TASK BRIEF: Retype all of the data exactly as given.

:: EXERCISE INPUT

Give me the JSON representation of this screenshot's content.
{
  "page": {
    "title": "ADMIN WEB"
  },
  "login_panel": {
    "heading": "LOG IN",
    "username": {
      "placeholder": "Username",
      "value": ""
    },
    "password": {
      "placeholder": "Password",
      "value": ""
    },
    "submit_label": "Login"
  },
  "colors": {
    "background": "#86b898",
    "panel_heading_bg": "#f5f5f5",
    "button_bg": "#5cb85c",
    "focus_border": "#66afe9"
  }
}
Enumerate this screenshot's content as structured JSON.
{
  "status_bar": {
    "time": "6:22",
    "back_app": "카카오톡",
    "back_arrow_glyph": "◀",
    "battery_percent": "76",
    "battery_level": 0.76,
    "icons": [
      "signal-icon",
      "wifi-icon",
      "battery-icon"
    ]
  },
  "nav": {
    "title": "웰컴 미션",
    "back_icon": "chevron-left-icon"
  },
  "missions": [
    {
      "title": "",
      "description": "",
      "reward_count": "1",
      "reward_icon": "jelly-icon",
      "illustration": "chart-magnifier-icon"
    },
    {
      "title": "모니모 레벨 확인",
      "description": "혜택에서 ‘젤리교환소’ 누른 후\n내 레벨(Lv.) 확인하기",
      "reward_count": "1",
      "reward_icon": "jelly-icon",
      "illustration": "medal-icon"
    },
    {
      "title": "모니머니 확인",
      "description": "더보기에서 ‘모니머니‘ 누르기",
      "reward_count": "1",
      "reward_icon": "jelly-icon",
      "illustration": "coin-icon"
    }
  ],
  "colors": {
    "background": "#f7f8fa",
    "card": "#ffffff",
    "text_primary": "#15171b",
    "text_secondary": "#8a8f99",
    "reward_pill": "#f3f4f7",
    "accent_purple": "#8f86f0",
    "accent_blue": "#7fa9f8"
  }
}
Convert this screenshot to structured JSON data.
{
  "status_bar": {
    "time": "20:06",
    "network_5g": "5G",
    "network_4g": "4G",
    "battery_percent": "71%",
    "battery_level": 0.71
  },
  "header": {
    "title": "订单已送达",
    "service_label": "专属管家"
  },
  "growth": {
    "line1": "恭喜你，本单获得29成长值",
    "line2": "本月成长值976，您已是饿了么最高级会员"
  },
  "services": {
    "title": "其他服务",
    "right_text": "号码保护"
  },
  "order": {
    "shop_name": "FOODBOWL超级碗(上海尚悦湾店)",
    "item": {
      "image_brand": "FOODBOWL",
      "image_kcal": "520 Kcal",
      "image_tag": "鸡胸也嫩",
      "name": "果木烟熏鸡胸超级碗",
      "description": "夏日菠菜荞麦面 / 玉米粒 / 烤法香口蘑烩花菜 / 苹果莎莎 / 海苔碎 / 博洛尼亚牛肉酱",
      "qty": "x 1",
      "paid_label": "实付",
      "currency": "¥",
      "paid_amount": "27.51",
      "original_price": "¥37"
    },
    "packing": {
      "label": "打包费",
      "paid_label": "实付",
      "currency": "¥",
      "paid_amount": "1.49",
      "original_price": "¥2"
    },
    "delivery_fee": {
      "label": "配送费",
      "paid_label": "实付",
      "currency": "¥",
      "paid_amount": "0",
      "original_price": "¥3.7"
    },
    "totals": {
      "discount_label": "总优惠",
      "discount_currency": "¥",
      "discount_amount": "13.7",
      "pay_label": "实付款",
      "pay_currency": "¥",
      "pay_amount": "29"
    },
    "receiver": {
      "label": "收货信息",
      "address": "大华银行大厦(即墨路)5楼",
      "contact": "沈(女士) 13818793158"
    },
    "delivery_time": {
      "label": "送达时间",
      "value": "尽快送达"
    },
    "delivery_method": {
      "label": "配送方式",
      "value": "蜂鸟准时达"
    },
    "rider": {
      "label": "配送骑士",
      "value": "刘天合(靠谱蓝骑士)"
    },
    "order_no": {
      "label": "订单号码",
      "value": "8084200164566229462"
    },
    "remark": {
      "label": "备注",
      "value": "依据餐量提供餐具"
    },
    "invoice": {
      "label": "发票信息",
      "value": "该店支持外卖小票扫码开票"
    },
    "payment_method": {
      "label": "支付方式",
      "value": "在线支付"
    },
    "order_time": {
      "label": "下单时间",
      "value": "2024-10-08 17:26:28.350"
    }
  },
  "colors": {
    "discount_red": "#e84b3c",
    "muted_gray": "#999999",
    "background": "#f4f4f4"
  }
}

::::

THE COMPLETED TASK:
Give me the JSON representation of this screenshot's content.
{
  "page": {
    "title": "ADMIN WEB"
  },
  "login_panel": {
    "heading": "LOG IN",
    "username": {
      "placeholder": "Username",
      "value": ""
    },
    "password": {
      "placeholder": "Password",
      "value": ""
    },
    "submit_label": "Login"
  },
  "colors": {
    "background": "#86b898",
    "panel_heading_bg": "#f5f5f5",
    "button_bg": "#5cb85c",
    "focus_border": "#66afe9"
  }
}
Enumerate this screenshot's content as structured JSON.
{
  "status_bar": {
    "time": "6:22",
    "back_app": "카카오톡",
    "back_arrow_glyph": "◀",
    "battery_percent": "76",
    "battery_level": 0.76,
    "icons": [
      "signal-icon",
      "wifi-icon",
      "battery-icon"
    ]
  },
  "nav": {
    "title": "웰컴 미션",
    "back_icon": "chevron-left-icon"
  },
  "missions": [
    {
      "title": "",
      "description": "",
      "reward_count": "1",
      "reward_icon": "jelly-icon",
      "illustration": "chart-magnifier-icon"
    },
    {
      "title": "모니모 레벨 확인",
      "description": "혜택에서 ‘젤리교환소’ 누른 후\n내 레벨(Lv.) 확인하기",
      "reward_count": "1",
      "reward_icon": "jelly-icon",
      "illustration": "medal-icon"
    },
    {
      "title": "모니머니 확인",
      "description": "더보기에서 ‘모니머니‘ 누르기",
      "reward_count": "1",
      "reward_icon": "jelly-icon",
      "illustration": "coin-icon"
    }
  ],
  "colors": {
    "background": "#f7f8fa",
    "card": "#ffffff",
    "text_primary": "#15171b",
    "text_secondary": "#8a8f99",
    "reward_pill": "#f3f4f7",
    "accent_purple": "#8f86f0",
    "accent_blue": "#7fa9f8"
  }
}
Convert this screenshot to structured JSON data.
{
  "status_bar": {
    "time": "20:06",
    "network_5g": "5G",
    "network_4g": "4G",
    "battery_percent": "71%",
    "battery_level": 0.71
  },
  "header": {
    "title": "订单已送达",
    "service_label": "专属管家"
  },
  "growth": {
    "line1": "恭喜你，本单获得29成长值",
    "line2": "本月成长值976，您已是饿了么最高级会员"
  },
  "services": {
    "title": "其他服务",
    "right_text": "号码保护"
  },
  "order": {
    "shop_name": "FOODBOWL超级碗(上海尚悦湾店)",
    "item": {
      "image_brand": "FOODBOWL",
      "image_kcal": "520 Kcal",
      "image_tag": "鸡胸也嫩",
      "name": "果木烟熏鸡胸超级碗",
      "description": "夏日菠菜荞麦面 / 玉米粒 / 烤法香口蘑烩花菜 / 苹果莎莎 / 海苔碎 / 博洛尼亚牛肉酱",
      "qty": "x 1",
      "paid_label": "实付",
      "currency": "¥",
      "paid_amount": "27.51",
      "original_price": "¥37"
    },
    "packing": {
      "label": "打包费",
      "paid_label": "实付",
      "currency": "¥",
      "paid_amount": "1.49",
      "original_price": "¥2"
    },
    "delivery_fee": {
      "label": "配送费",
      "paid_label": "实付",
      "currency": "¥",
      "paid_amount": "0",
      "original_price": "¥3.7"
    },
    "totals": {
      "discount_label": "总优惠",
      "discount_currency": "¥",
      "discount_amount": "13.7",
      "pay_label": "实付款",
      "pay_currency": "¥",
      "pay_amount": "29"
    },
    "receiver": {
      "label": "收货信息",
      "address": "大华银行大厦(即墨路)5楼",
      "contact": "沈(女士) 13818793158"
    },
    "delivery_time": {
      "label": "送达时间",
      "value": "尽快送达"
    },
    "delivery_method": {
      "label": "配送方式",
      "value": "蜂鸟准时达"
    },
    "rider": {
      "label": "配送骑士",
      "value": "刘天合(靠谱蓝骑士)"
    },
    "order_no": {
      "label": "订单号码",
      "value": "8084200164566229462"
    },
    "remark": {
      "label": "备注",
      "value": "依据餐量提供餐具"
    },
    "invoice": {
      "label": "发票信息",
      "value": "该店支持外卖小票扫码开票"
    },
    "payment_method": {
      "label": "支付方式",
      "value": "在线支付"
    },
    "order_time": {
      "label": "下单时间",
      "value": "2024-10-08 17:26:28.350"
    }
  },
  "colors": {
    "discount_red": "#e84b3c",
    "muted_gray": "#999999",
    "background": "#f4f4f4"
  }
}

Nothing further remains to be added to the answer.